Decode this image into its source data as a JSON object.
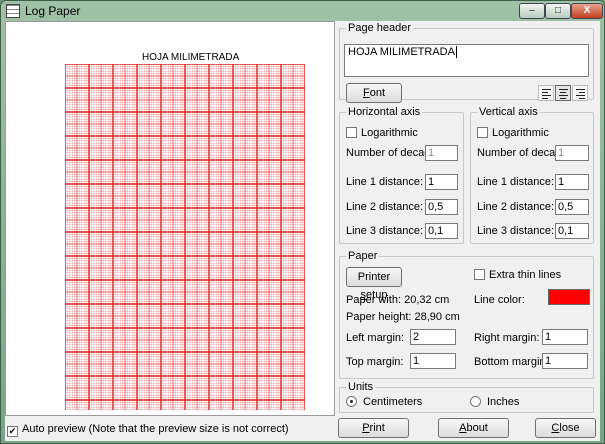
{
  "window": {
    "title": "Log Paper",
    "min_glyph": "–",
    "max_glyph": "□",
    "close_glyph": "X"
  },
  "preview": {
    "title": "HOJA MILIMETRADA",
    "line_color": "#e02020"
  },
  "auto_preview": {
    "checked": true,
    "label": "Auto preview (Note that the preview size is not correct)"
  },
  "page_header": {
    "legend": "Page header",
    "text": "HOJA MILIMETRADA",
    "font_button": {
      "prefix": "",
      "underline": "F",
      "rest": "ont"
    },
    "alignment": [
      "left",
      "center",
      "right"
    ],
    "alignment_selected": "center"
  },
  "horizontal_axis": {
    "legend": "Horizontal axis",
    "logarithmic_label": "Logarithmic",
    "logarithmic": false,
    "decades_label": "Number of decades:",
    "decades": "1",
    "line1_label": "Line 1 distance:",
    "line1": "1",
    "line2_label": "Line 2 distance:",
    "line2": "0,5",
    "line3_label": "Line 3 distance:",
    "line3": "0,1"
  },
  "vertical_axis": {
    "legend": "Vertical axis",
    "logarithmic_label": "Logarithmic",
    "logarithmic": false,
    "decades_label": "Number of decades:",
    "decades": "1",
    "line1_label": "Line 1 distance:",
    "line1": "1",
    "line2_label": "Line 2 distance:",
    "line2": "0,5",
    "line3_label": "Line 3 distance:",
    "line3": "0,1"
  },
  "paper": {
    "legend": "Paper",
    "printer_setup": {
      "prefix": "Printer ",
      "underline": "s",
      "rest": "etup"
    },
    "extra_thin_label": "Extra thin lines",
    "extra_thin": false,
    "width_text": "Paper with: 20,32 cm",
    "height_text": "Paper height: 28,90 cm",
    "line_color_label": "Line color:",
    "line_color": "#ff0000",
    "left_margin_label": "Left margin:",
    "left_margin": "2",
    "right_margin_label": "Right margin:",
    "right_margin": "1",
    "top_margin_label": "Top margin:",
    "top_margin": "1",
    "bottom_margin_label": "Bottom margin:",
    "bottom_margin": "1"
  },
  "units": {
    "legend": "Units",
    "options": [
      "Centimeters",
      "Inches"
    ],
    "selected": "Centimeters"
  },
  "buttons": {
    "print": {
      "prefix": "",
      "underline": "P",
      "rest": "rint"
    },
    "about": {
      "prefix": "",
      "underline": "A",
      "rest": "bout"
    },
    "close": {
      "prefix": "",
      "underline": "C",
      "rest": "lose"
    }
  }
}
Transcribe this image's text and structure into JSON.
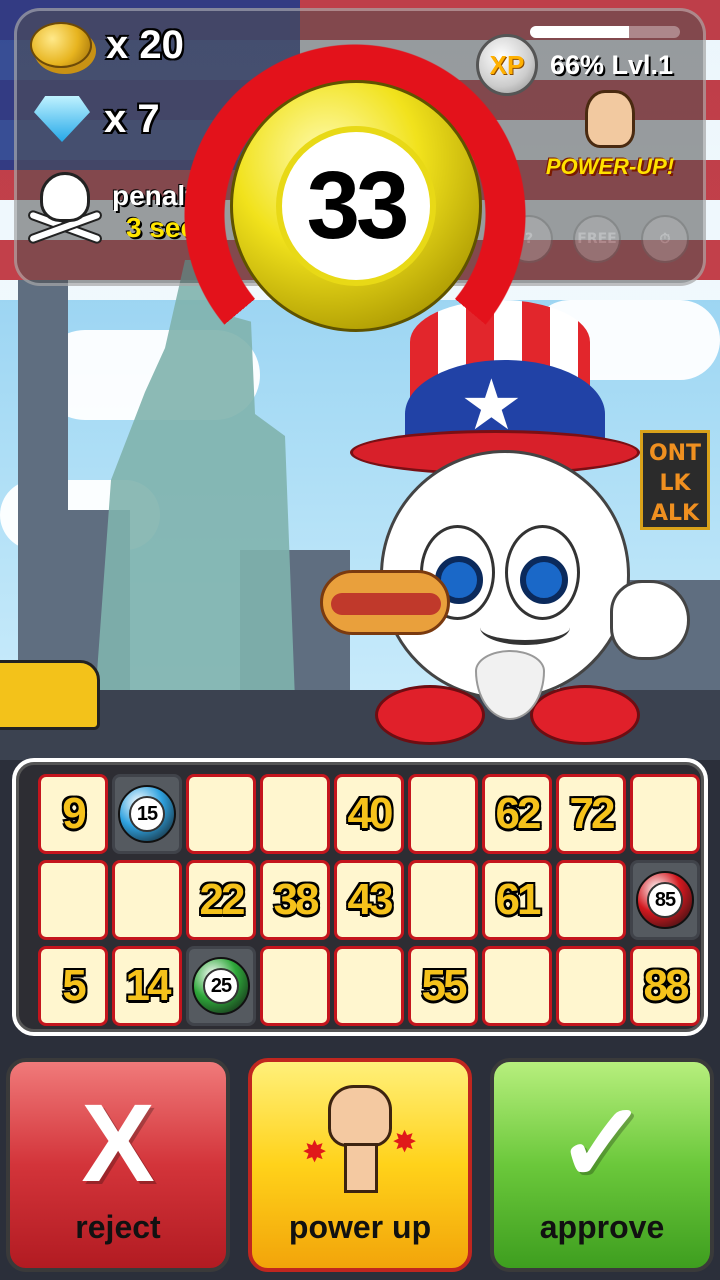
{
  "hud": {
    "coins": "x 20",
    "gems": "x 7",
    "penalty_label": "penalty",
    "penalty_time": "3 sec",
    "xp_badge": "XP",
    "xp_progress": 0.66,
    "xp_text": "66%  Lvl.1",
    "powerup_label": "POWER-UP!",
    "mini_icons": [
      "?",
      "FREE",
      "⏱"
    ]
  },
  "current_ball": "33",
  "card": {
    "rows": [
      [
        {
          "v": "9"
        },
        {
          "v": "15",
          "ball": "#2fa2e0"
        },
        {
          "v": ""
        },
        {
          "v": ""
        },
        {
          "v": "40"
        },
        {
          "v": ""
        },
        {
          "v": "62"
        },
        {
          "v": "72"
        },
        {
          "v": ""
        }
      ],
      [
        {
          "v": ""
        },
        {
          "v": ""
        },
        {
          "v": "22"
        },
        {
          "v": "38"
        },
        {
          "v": "43"
        },
        {
          "v": ""
        },
        {
          "v": "61"
        },
        {
          "v": ""
        },
        {
          "v": "85",
          "ball": "#d3181f"
        }
      ],
      [
        {
          "v": "5"
        },
        {
          "v": "14"
        },
        {
          "v": "25",
          "ball": "#2ea83a"
        },
        {
          "v": ""
        },
        {
          "v": ""
        },
        {
          "v": "55"
        },
        {
          "v": ""
        },
        {
          "v": ""
        },
        {
          "v": "88"
        }
      ]
    ]
  },
  "buttons": {
    "reject_glyph": "X",
    "reject_label": "reject",
    "power_label": "power up",
    "approve_glyph": "✓",
    "approve_label": "approve"
  },
  "colors": {
    "accent_red": "#d3343a",
    "accent_yellow": "#ffd21a",
    "accent_green": "#6bc83b"
  }
}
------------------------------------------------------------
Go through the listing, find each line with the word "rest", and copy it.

> [Your solution]:
      "rest": "ont"
      "rest": "etup"
      "rest": "rint"
      "rest": "bout"
      "rest": "lose"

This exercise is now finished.